UNDERSTANDING THE PAST HELPS OUR CITY BREAK DOWN THE BARRIERS TO OPPORTUNITY FOR ALL.
THE JACKSONVILLE COMMUNITY REMEMBRANCE PROJECT WILL HELP REMEMBER OUR PAST TO BETTER OUR FUTURE.
A crucial component of reducing barriers to opportunity is a better understanding of our community’s history, even — or perhaps especially — when it is harrowing. That is why 904ward is partnering with the Equal Justice Initiative on the Jacksonville Community Remembrance Project to remember the legacy of racial terror lynchings in our city. With a stronger understanding of the legacy of racial terror lynchings on our community, we believe Jacksonville will be better equipped to understand and reduce barriers to opportunity for all citizens.
ABOUT THE PROJECT
Jacksonville's racial terror lynchings were part of an epidemic of lynchings that took place across 20 states between the end of Reconstruction in 1877 and 1950. The Equal Justice Initiative (EJI) conducted research identifying more than 4,400 African-American men, women, and children who were killed in racial terror lynchings in its report Lynching in America: Confronting the Legacy of Racial Terror. This effort informed the creation of The National Memorial for Peace and Justice in Montgomery, Alabama, as well as historical markers in local communities where racial terror lynchings took place. These lynchings were not about the guilt or innocence of the person murdered. They were a tool of racial control, intended to instill fear in black communities and suppress their civil rights.
As EJI writes, “A history of racial injustice must be acknowledged, and mass atrocities and abuse must be recognized and remembered, before a society can recover from mass violence. Public commemoration plays a significant role in prompting community-wide reconciliation.”
NEXT STEPS FOR JACKSONVILLE
Duval County has seven documented lynchings; the Jacksonville Community Remembrance Project is working to add detail and additional information to what is currently known about them, in addition to looking at some additional cases and identifying living descendants of the victims.

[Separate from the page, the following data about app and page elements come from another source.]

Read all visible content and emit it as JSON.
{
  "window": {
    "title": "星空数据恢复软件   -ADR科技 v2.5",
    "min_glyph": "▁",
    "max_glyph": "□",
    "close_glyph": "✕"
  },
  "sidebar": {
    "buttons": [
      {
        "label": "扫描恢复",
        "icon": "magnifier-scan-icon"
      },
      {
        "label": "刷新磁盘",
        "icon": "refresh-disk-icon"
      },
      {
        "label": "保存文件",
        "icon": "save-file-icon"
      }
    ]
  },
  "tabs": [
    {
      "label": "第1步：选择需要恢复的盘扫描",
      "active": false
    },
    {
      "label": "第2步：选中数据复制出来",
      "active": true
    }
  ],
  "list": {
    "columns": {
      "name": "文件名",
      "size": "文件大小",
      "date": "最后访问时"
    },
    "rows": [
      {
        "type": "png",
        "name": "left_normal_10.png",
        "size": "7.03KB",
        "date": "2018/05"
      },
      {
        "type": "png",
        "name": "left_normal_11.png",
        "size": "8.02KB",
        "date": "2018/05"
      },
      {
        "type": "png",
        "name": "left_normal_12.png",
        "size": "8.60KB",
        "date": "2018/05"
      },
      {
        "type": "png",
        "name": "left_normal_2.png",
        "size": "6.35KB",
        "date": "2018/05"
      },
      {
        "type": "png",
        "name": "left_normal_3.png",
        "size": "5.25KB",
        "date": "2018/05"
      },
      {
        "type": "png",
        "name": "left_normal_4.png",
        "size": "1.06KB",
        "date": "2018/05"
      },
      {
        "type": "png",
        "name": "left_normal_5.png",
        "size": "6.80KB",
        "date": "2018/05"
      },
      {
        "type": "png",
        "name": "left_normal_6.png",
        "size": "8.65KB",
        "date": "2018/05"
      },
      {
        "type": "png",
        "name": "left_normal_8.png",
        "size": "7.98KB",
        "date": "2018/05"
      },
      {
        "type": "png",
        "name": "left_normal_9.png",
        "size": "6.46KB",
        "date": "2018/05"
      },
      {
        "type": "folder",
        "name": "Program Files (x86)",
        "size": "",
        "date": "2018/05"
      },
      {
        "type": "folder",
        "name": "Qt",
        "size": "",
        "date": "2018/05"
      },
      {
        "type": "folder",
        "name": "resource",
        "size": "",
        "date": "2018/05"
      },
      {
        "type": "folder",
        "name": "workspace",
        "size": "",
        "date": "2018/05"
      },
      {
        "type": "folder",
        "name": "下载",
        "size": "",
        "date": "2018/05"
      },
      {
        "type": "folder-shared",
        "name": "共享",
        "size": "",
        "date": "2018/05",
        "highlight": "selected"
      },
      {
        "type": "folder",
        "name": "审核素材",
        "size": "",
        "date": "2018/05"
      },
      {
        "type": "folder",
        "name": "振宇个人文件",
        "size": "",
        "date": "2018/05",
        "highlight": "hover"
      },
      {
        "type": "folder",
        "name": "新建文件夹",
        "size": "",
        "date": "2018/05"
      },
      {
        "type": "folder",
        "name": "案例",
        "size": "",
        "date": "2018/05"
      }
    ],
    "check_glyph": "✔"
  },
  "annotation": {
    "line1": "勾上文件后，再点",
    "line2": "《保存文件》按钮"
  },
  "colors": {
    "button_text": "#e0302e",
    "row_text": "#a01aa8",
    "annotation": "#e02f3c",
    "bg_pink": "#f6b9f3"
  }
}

When this all-volunteer effort is complete, it will result in published research about the documented cases, the establishment and unveiling of a historical marker, community-wide and youth education programming, and a scholarship essay contest for youth.
August 24-December 8, 2019 — Visit the Museum of Science and History to see the exhibit, "Legacy of Lynching: Confronting Racial Terror in America" on display in partnership with the Jacksonville Community Remembrance Project.
September 7 — Participate in a 904ward Race Cards community conversation at the Museum of Science and History. Details and registration: https://themosh.org/event/cultural-conversations-race-cards/2019-09-07/
September 8 — Jacksonville Community Remembrance Project Soil Collection Ceremony to commemorate the 100th Anniversary of the Lynching of Bowman Cook and John Morine. Get more information and register.
October 5 — Participate in a 904ward Race Cards community conversation at the Museum of Science and History. Details and registration: https://themosh.org/event/cultural-conversations-race-cards/2019-09-07/
HOW TO PARTICIPATE
If you want to volunteer to assist in the project, or or if you believe you may be a descendant of lynching victims, please contact us at JaxCRP@gmail.com.
September 6, 2019 - The Florida Times-Union: After 100 years, 2 Jacksonville lynchings being commemorated
August 23, 2019 - First Coast News: MOSH exhibition seeks to educate First Coast about racial terror lynchings in Duval County
August 23, 2019 - EU Jacksonville: Legacy of Lynchings exhibit at MOSH unlocks Jacksonville’s hidden racial history
August 22, 2019 - WJCT: MOSH Exhibit On America's History Of Lynching Opens Saturday
June 7, 2019 - The Florida Times-Union: Lynching research volunteers preparing for MOSH exhibit
December 31, 2018 - The Florida Times-Union: Volunteers examine Jacksonville's history of lynchings